- _PROVIDED RECORDS_:
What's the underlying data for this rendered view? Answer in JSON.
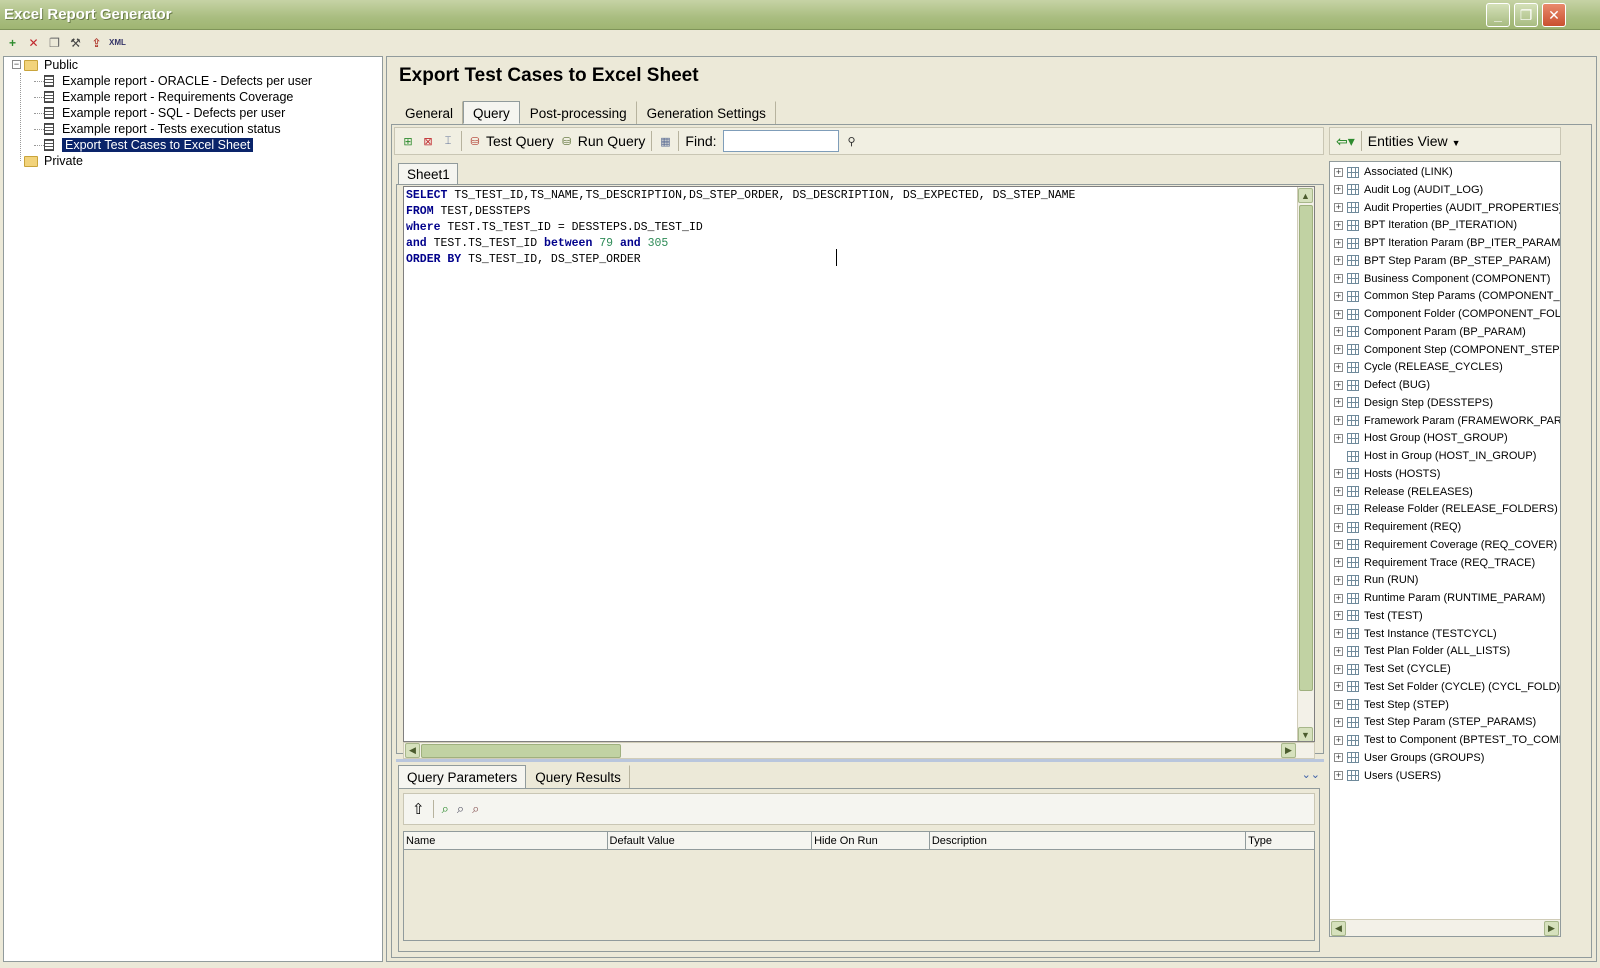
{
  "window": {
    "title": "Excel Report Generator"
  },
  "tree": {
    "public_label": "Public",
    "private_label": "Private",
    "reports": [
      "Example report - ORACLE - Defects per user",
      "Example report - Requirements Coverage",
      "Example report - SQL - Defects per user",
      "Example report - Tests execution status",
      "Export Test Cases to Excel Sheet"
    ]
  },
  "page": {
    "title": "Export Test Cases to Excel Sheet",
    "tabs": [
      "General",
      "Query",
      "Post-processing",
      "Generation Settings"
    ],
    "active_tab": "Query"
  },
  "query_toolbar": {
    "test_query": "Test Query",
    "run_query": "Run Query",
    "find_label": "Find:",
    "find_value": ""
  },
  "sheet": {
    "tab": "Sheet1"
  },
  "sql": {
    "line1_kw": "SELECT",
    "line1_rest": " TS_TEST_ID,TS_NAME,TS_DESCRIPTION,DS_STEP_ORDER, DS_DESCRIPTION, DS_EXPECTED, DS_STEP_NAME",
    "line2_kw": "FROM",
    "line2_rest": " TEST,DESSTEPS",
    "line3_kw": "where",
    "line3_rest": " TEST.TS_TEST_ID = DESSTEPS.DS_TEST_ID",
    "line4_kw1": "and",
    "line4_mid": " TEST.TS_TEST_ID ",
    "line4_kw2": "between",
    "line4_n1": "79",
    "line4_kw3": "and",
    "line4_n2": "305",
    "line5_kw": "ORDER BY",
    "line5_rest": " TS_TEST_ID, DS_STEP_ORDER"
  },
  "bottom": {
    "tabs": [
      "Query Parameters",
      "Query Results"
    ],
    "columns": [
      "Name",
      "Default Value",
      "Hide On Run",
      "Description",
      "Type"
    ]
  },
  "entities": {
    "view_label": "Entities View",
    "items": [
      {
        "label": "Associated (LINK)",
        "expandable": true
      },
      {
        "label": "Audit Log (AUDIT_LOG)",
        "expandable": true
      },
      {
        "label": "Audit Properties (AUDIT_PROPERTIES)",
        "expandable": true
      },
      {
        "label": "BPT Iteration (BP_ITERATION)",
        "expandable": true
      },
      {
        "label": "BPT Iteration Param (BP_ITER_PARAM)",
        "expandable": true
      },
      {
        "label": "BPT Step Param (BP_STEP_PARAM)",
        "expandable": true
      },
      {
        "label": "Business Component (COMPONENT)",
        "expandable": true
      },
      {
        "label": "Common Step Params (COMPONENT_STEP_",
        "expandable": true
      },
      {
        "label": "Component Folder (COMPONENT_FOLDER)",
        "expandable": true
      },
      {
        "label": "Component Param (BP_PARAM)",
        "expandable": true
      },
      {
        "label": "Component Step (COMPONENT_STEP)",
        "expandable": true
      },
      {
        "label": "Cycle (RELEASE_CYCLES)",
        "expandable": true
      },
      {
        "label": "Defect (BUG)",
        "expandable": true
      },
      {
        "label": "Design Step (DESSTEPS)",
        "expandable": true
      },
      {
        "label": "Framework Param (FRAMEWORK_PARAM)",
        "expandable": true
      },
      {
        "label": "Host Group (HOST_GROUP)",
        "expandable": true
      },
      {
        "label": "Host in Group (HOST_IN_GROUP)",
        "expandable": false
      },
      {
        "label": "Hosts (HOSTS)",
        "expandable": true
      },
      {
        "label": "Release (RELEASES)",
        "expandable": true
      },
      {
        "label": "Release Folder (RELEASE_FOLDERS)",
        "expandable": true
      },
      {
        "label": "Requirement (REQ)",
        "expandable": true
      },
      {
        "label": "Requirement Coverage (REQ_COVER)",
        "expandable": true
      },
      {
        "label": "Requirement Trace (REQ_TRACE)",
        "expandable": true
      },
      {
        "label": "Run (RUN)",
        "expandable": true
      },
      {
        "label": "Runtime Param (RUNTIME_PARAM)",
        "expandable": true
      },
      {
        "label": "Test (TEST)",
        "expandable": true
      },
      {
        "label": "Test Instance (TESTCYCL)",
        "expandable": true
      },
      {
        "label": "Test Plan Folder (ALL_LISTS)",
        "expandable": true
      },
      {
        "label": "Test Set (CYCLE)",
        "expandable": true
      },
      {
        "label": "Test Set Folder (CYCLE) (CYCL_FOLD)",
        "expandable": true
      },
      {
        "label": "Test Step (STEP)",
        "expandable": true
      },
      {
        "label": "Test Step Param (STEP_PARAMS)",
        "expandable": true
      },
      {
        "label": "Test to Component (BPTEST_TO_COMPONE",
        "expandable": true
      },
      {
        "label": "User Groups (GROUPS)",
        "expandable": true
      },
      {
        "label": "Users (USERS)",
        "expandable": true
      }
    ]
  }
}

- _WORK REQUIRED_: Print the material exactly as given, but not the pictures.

- _RESULT OF THIS TASK_:
What's the underlying data for this rendered view? Answer in JSON.
{
  "window": {
    "title": "Excel Report Generator"
  },
  "tree": {
    "public_label": "Public",
    "private_label": "Private",
    "reports": [
      "Example report - ORACLE - Defects per user",
      "Example report - Requirements Coverage",
      "Example report - SQL - Defects per user",
      "Example report - Tests execution status",
      "Export Test Cases to Excel Sheet"
    ]
  },
  "page": {
    "title": "Export Test Cases to Excel Sheet",
    "tabs": [
      "General",
      "Query",
      "Post-processing",
      "Generation Settings"
    ],
    "active_tab": "Query"
  },
  "query_toolbar": {
    "test_query": "Test Query",
    "run_query": "Run Query",
    "find_label": "Find:",
    "find_value": ""
  },
  "sheet": {
    "tab": "Sheet1"
  },
  "sql": {
    "line1_kw": "SELECT",
    "line1_rest": " TS_TEST_ID,TS_NAME,TS_DESCRIPTION,DS_STEP_ORDER, DS_DESCRIPTION, DS_EXPECTED, DS_STEP_NAME",
    "line2_kw": "FROM",
    "line2_rest": " TEST,DESSTEPS",
    "line3_kw": "where",
    "line3_rest": " TEST.TS_TEST_ID = DESSTEPS.DS_TEST_ID",
    "line4_kw1": "and",
    "line4_mid": " TEST.TS_TEST_ID ",
    "line4_kw2": "between",
    "line4_n1": "79",
    "line4_kw3": "and",
    "line4_n2": "305",
    "line5_kw": "ORDER BY",
    "line5_rest": " TS_TEST_ID, DS_STEP_ORDER"
  },
  "bottom": {
    "tabs": [
      "Query Parameters",
      "Query Results"
    ],
    "columns": [
      "Name",
      "Default Value",
      "Hide On Run",
      "Description",
      "Type"
    ]
  },
  "entities": {
    "view_label": "Entities View",
    "items": [
      {
        "label": "Associated (LINK)",
        "expandable": true
      },
      {
        "label": "Audit Log (AUDIT_LOG)",
        "expandable": true
      },
      {
        "label": "Audit Properties (AUDIT_PROPERTIES)",
        "expandable": true
      },
      {
        "label": "BPT Iteration (BP_ITERATION)",
        "expandable": true
      },
      {
        "label": "BPT Iteration Param (BP_ITER_PARAM)",
        "expandable": true
      },
      {
        "label": "BPT Step Param (BP_STEP_PARAM)",
        "expandable": true
      },
      {
        "label": "Business Component (COMPONENT)",
        "expandable": true
      },
      {
        "label": "Common Step Params (COMPONENT_STEP_",
        "expandable": true
      },
      {
        "label": "Component Folder (COMPONENT_FOLDER)",
        "expandable": true
      },
      {
        "label": "Component Param (BP_PARAM)",
        "expandable": true
      },
      {
        "label": "Component Step (COMPONENT_STEP)",
        "expandable": true
      },
      {
        "label": "Cycle (RELEASE_CYCLES)",
        "expandable": true
      },
      {
        "label": "Defect (BUG)",
        "expandable": true
      },
      {
        "label": "Design Step (DESSTEPS)",
        "expandable": true
      },
      {
        "label": "Framework Param (FRAMEWORK_PARAM)",
        "expandable": true
      },
      {
        "label": "Host Group (HOST_GROUP)",
        "expandable": true
      },
      {
        "label": "Host in Group (HOST_IN_GROUP)",
        "expandable": false
      },
      {
        "label": "Hosts (HOSTS)",
        "expandable": true
      },
      {
        "label": "Release (RELEASES)",
        "expandable": true
      },
      {
        "label": "Release Folder (RELEASE_FOLDERS)",
        "expandable": true
      },
      {
        "label": "Requirement (REQ)",
        "expandable": true
      },
      {
        "label": "Requirement Coverage (REQ_COVER)",
        "expandable": true
      },
      {
        "label": "Requirement Trace (REQ_TRACE)",
        "expandable": true
      },
      {
        "label": "Run (RUN)",
        "expandable": true
      },
      {
        "label": "Runtime Param (RUNTIME_PARAM)",
        "expandable": true
      },
      {
        "label": "Test (TEST)",
        "expandable": true
      },
      {
        "label": "Test Instance (TESTCYCL)",
        "expandable": true
      },
      {
        "label": "Test Plan Folder (ALL_LISTS)",
        "expandable": true
      },
      {
        "label": "Test Set (CYCLE)",
        "expandable": true
      },
      {
        "label": "Test Set Folder (CYCLE) (CYCL_FOLD)",
        "expandable": true
      },
      {
        "label": "Test Step (STEP)",
        "expandable": true
      },
      {
        "label": "Test Step Param (STEP_PARAMS)",
        "expandable": true
      },
      {
        "label": "Test to Component (BPTEST_TO_COMPONE",
        "expandable": true
      },
      {
        "label": "User Groups (GROUPS)",
        "expandable": true
      },
      {
        "label": "Users (USERS)",
        "expandable": true
      }
    ]
  }
}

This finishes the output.